Week 20 – Birth

Week 20 – Birth

My apologies to anyone who has been waiting for this blog, frankly – for entirely positive reasons – I have struggled to write it. This week I really did have a dream come true and describing this in a non-clichéd way while respecting the privacy of my wonderful brave, strong client (who has asked me to call her Mariam in this blog) has proved difficult. So I’ve decided to just get on and describe some of what happened and as long as Mariam is happy I will publish.

On Wednesday 20th (a week after her expected date of delivery) Mariam called me in the morning because she had had a “show” and was having a lot of what she thought were Braxton Hicks contractions. Mariam did not have another birth partner and I wanted to be there as early as possible so I went over to see her. We went to a pre-planned ante-natal appointment together and the midwife confirmed that Mariam was in the “latent” stage of labour and warned us (as we knew) that this could go on for a long time – potentially days. We spent the rest of the day together in Mariam’s home with her contractions increasing in frequency, length and intensity. I reminded her to eat and drink, and reassured her from time to time, but mostly I was just an observer while she managed by moving round the room and mainly sitting on the floor when the contractions came.

Birth professionals generally advise that for contractions to be effective – to dilate the cervix – they need to be coming every 2/3 minutes and be lasting over a minute. By around 9.30pm Mariam’s contractions were coming roughly every 4 minutes and most were over a minute in length. We decided to go into hospital. Mariam was found to be 3cm dilated – whereas “active labour” is defined as 4cm+ which meant that we could not go into either the delivery suite or birth centre – in fact we were told that at that point they were both completely full. (September is a notoriously busy month for maternity wards.) However we stayed in the hospital and were taken to the general labour ward.

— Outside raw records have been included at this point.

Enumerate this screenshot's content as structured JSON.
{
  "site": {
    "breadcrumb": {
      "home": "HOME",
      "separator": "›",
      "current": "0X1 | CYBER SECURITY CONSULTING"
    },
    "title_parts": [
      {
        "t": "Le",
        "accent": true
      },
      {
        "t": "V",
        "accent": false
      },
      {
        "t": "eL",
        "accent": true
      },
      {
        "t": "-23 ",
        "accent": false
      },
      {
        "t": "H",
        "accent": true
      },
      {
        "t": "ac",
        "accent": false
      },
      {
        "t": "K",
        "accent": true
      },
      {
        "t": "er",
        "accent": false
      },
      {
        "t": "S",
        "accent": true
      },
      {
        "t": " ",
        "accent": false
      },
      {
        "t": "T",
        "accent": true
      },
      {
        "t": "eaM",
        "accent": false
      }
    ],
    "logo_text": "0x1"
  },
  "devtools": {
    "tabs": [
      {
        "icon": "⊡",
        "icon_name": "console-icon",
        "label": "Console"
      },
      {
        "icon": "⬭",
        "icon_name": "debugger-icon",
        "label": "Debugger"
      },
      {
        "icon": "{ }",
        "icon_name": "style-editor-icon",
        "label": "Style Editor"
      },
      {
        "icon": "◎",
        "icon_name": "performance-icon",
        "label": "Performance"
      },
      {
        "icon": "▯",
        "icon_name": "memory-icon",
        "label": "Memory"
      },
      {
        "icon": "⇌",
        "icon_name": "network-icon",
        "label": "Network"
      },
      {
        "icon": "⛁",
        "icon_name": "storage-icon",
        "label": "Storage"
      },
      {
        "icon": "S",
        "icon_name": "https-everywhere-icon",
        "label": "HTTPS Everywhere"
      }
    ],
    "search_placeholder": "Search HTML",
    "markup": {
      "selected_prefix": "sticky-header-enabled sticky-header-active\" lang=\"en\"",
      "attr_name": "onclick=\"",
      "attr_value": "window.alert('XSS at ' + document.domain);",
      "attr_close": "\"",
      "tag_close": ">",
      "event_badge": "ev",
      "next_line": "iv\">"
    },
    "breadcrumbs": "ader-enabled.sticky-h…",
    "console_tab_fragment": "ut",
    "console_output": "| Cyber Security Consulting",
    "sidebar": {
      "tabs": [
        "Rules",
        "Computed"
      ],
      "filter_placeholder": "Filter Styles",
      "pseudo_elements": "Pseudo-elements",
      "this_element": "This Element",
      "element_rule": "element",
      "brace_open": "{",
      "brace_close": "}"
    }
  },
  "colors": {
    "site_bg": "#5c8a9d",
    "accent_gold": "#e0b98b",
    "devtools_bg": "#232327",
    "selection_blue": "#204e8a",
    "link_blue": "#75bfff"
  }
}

This was a noisy, busy place with little privacy apart from that provided by a paper curtain around a booth. Not surprisingly Mariam’s contractions slowed down for a while. Over the next few hours Mariam spent a lot of time walking around the ward and leaning against walls when her contractions came. She also managed to rest on the bed from time to time. I did very little during this time and occasionally wondered if it was useful for Mariam having me there. Then sometime in the early hours Mariam was sick and she began to ask for my support through the contractions – I pressed her lower back and pelvis during contractions and she rested on me between surges. Mariam began to want some other relief from the pain – the midwife we asked felt it was too early for gas and air, but agreed to Mariam getting into a warm bath. She stayed there for a long time, managing brilliantly through increasingly frequent and intense contractions while I held her hand and rubbed her shoulders. We both felt that labour was really progressing (though were also a bit scared that we might be wrong). Mariam was examined again and was 8cm dilated. Wonderful!! A huge boost. Midwifery staff who had more or less left us alone until this point started to pay attention. They also agreed that Mariam could give birth in the birthing centre. There was now space and Mariam would be able to use a birthing pool.

We transferred to the birthing centre and now had one midwife with us in a large quiet room. A huge change from the ward. Mariam was soon pushing. She started in the pool, but her contractions slowed down. So despite being exhausted Mariam came out of the pool and between contractions walked around the room. Sometimes I supported her while she squatted to push. At other times she sat up on the bed and pushed against me and the midwife Sue. This “second stage” took a long time (over 2 hours), but at the end of it all Mariam gave one huge roaring push and her son (Hassan) was born. He was placed on her stomach and within 10 minutes was rooting for his first feed. The wonderful Mariam had managed the whole labour without any drugs. She also delivered the placenta without medical assistance.

I still cannot get over how lucky I am that my first birth as a doula was such a wonderful, intimate and positive one. This was without any doubt, and far and away the happiest and most satisfying day of work I have ever had. Doulas talk a lot about the oxytocin high which can envelope all those involved in a labour – I am still feeling it. This last 5 months since I left Acas have had their ups and downs – though far more ups. Whatever happens now 20th-21st September 2017 is the proof to me that my decision to change career at this advanced age was absolutely the right thing.